§ **Task to carry out**: Return each entry word for word. Leave the images out.

§ **Data excerpts**:
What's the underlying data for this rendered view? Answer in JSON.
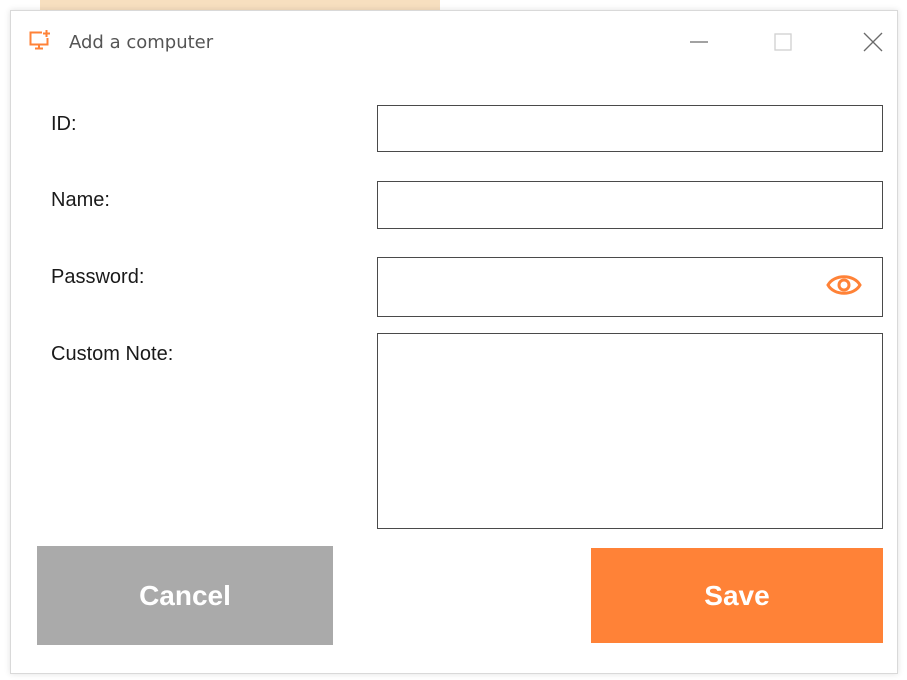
{
  "window": {
    "title": "Add a computer"
  },
  "form": {
    "id_label": "ID:",
    "id_value": "",
    "name_label": "Name:",
    "name_value": "",
    "password_label": "Password:",
    "password_value": "",
    "note_label": "Custom Note:",
    "note_value": ""
  },
  "buttons": {
    "cancel_label": "Cancel",
    "save_label": "Save"
  },
  "icons": {
    "app": "add-computer-icon",
    "minimize": "minimize-icon",
    "maximize": "maximize-icon",
    "close": "close-icon",
    "show_password": "eye-icon"
  },
  "colors": {
    "accent": "#ff8237",
    "cancel": "#aaaaaa"
  }
}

§ **Exercise solution**:
What's the underlying data for this rendered view? Answer in JSON.
{
  "window": {
    "title": "Add a computer"
  },
  "form": {
    "id_label": "ID:",
    "id_value": "",
    "name_label": "Name:",
    "name_value": "",
    "password_label": "Password:",
    "password_value": "",
    "note_label": "Custom Note:",
    "note_value": ""
  },
  "buttons": {
    "cancel_label": "Cancel",
    "save_label": "Save"
  },
  "icons": {
    "app": "add-computer-icon",
    "minimize": "minimize-icon",
    "maximize": "maximize-icon",
    "close": "close-icon",
    "show_password": "eye-icon"
  },
  "colors": {
    "accent": "#ff8237",
    "cancel": "#aaaaaa"
  }
}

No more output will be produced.